DONT: Ever run more than ONE Anti-Virus Program
DONT: Ever run more than ONE Anti-Spyware Program
DONT: Ever run more than ONE Software Firewall

The reason for this is that they will conflict with each other in many different ways, they will detect the files and drivers of the other program and flag them as malicious, they will act like two positive magnets and basically counteract and bounce away from each other and leave wide holes in your security setup for infections to slip through. They will also cause your system to slow down and even crash due to the two scanners/protection modules trying to gain access to the same areas of the system and causing a major overload and then meltdown, thus causing your machine to crash.

Another Don't is to never, ever install one real time Security Program over the top of another, It is always recommended to use the uninstaller in add/remove programs in control panel and then to run the specific program removal tool which can normally be located easily enough on the Security Vendors site of whose program you are using.

It is also recommended to do this even if you are doing one of the major version updates for the same program. For example when Avast or AVG or what ever security program you may use releases a major makeover and release a newly designed program it is always better to totally remove all of say, version 1.2.3 and then do an install of version 1.2.4, even if they are both from the same security vendor.

The above does NOT have to be done for minor version updates but I strongly recommend it for all major Program updates.

And Don't ever install your Security Programs when you have other programs of any sort open; this is a sure fire way to cause problems for yourself.

The next Don't is never for any reason other than to run another security scan, turn off your real time protection without killing the connection to the Internet. If for any reason you need to disable your protection you should always pull the Ethernet cable from the back of your machine or kill the wireless connection via the taskbar icon by the clock. The only real reason you should need to disable real time protection is to run a cleanup tool when advised to do so in the Malware Removal Forum, or if you have enough skill to be doing the clean yourself.

Don't ever think that one Security program is enough to rid your machine of infection, malware is getting more and more sophisticated every day and a lot goes undetected, and that of what is detected, is normally very difficult to remove. If you are lucky enough to get your machine clean by yourself then that's fantastic. If not then seek expert free help by to this forum Dell Community Malware Removal Forum, And follow the instructions in this thread Please Read This Before Posting....

In relation to the above paragraph, Don't leave it weeks or months before trying to clean your machine, it is another thing seen daily where people post saying "this problem started months ago". If your machine has been turned in to a bot, then chances are you have probably, indirectly and unknowingly infected 1000's of other machines,
As soon as you suspect infection, Do something about it.

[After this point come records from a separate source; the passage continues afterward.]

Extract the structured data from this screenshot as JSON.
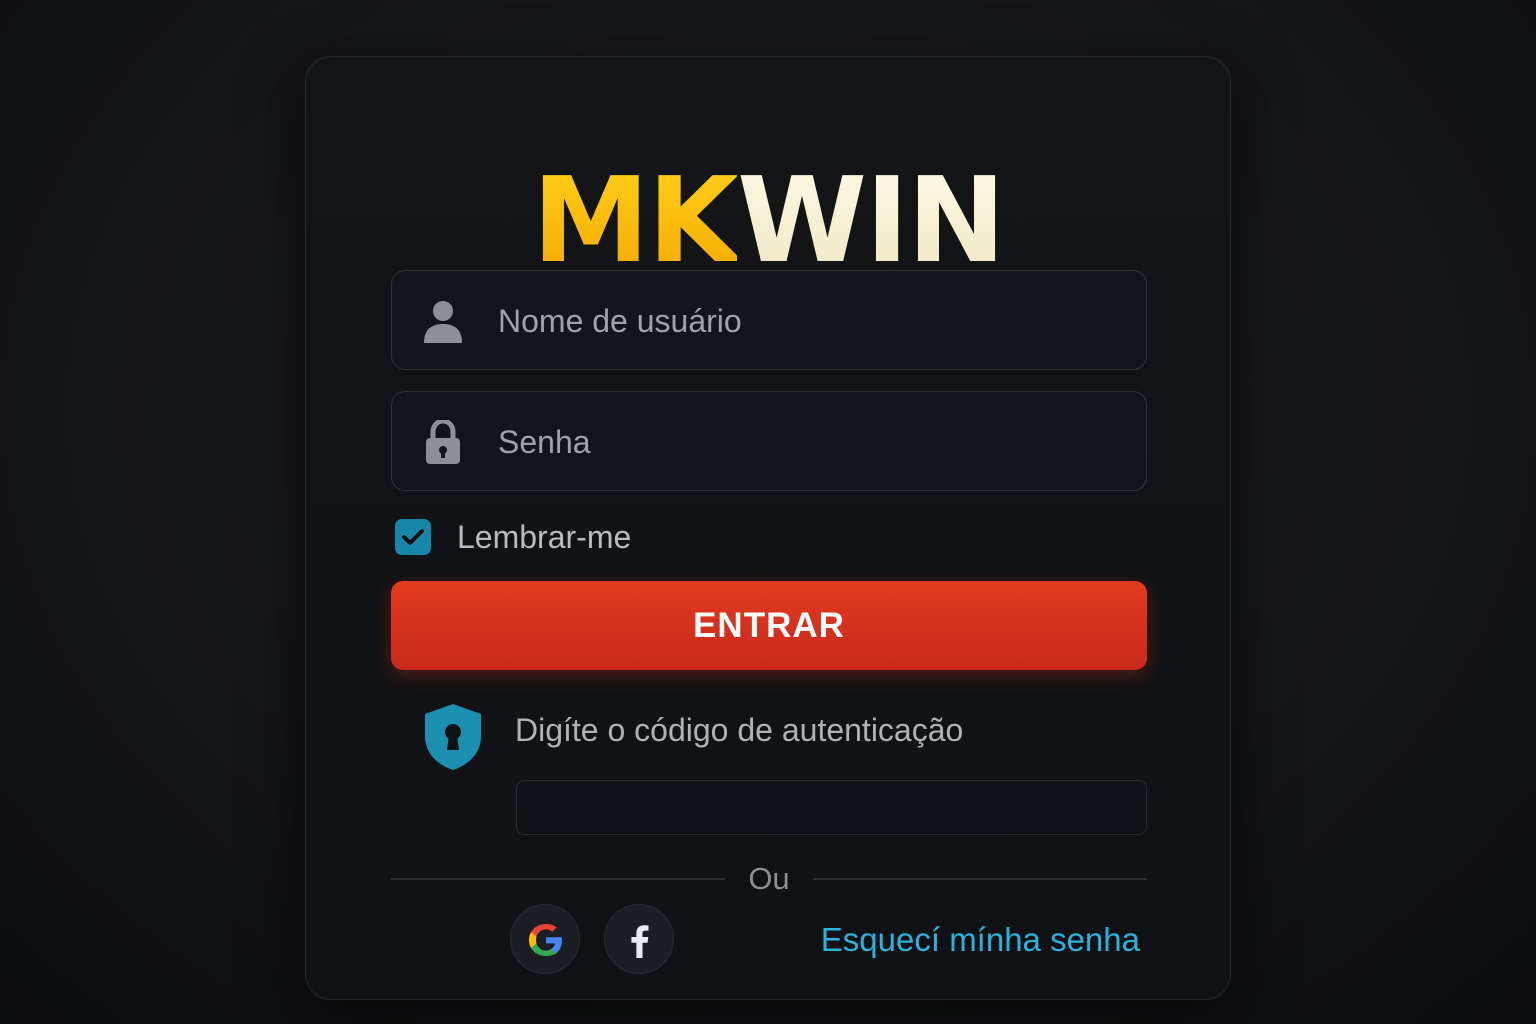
{
  "brand": {
    "logo_part1": "MK",
    "logo_part2": "WIN",
    "colors": {
      "gold": "#ffc81a",
      "cream": "#f5efd6",
      "accent": "#1687a8",
      "button": "#d8321d",
      "link": "#2bb2da"
    }
  },
  "login": {
    "username_placeholder": "Nome de usuário",
    "password_placeholder": "Senha",
    "username_icon": "user-icon",
    "password_icon": "lock-icon",
    "remember_label": "Lembrar-me",
    "remember_checked": true,
    "submit_label": "ENTRAR"
  },
  "auth": {
    "icon": "shield-keyhole-icon",
    "label": "Digíte o código de autenticação",
    "code_value": ""
  },
  "alt": {
    "divider_label": "Ou",
    "google_icon": "google-icon",
    "facebook_icon": "facebook-icon",
    "forgot_link": "Esquecí mínha senha"
  }
}
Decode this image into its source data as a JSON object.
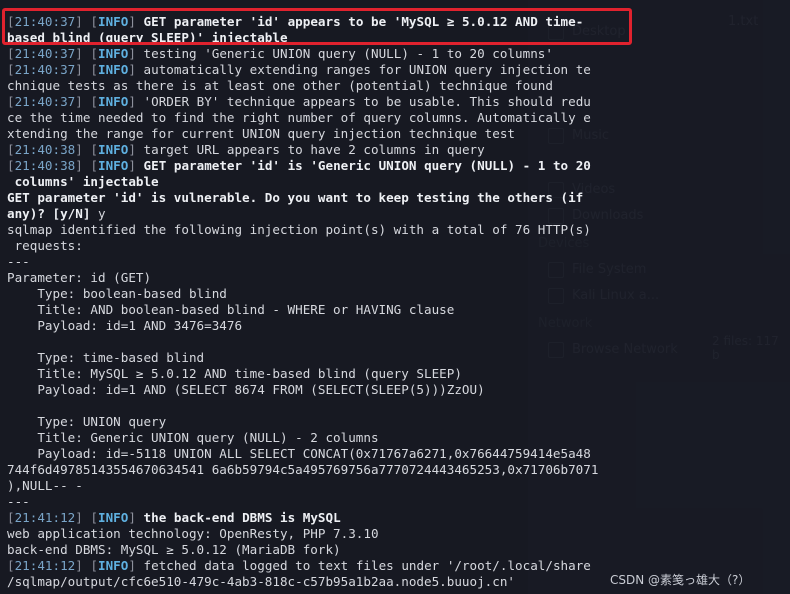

Also Don't ever think what works for one person and one machine will work exactly the same on another machine, no two machines are ever the same. Even if they are the same make, model, operating system and have the same programs installed, there will always be slight differences that make programs run just a little bit different. You should also take into account that every person is different and while one person may get on fine with a certain security setup, another person may struggle to cope with that setup and vice versa.
There is no point having a security setup that you cannot use or do not understand. Use what works for you, not because somebody else said you should.

The last Don't, is not to take anything for granted, nothing is 100% secure due to the huge amount of infections floating around in cyberspace, the most powerful weapons you have against hacking and infection is knowledge, commonsense and most of all USER CAUTION.

NOTE: Remember that there is no one right or wrong security setup, it is all a case of trial and error.
These guidelines are by no means exhaustive but follow them and you will at least have a head start. You can also find an in depth article on securing a system here: Infection Prevention

Surf Safe.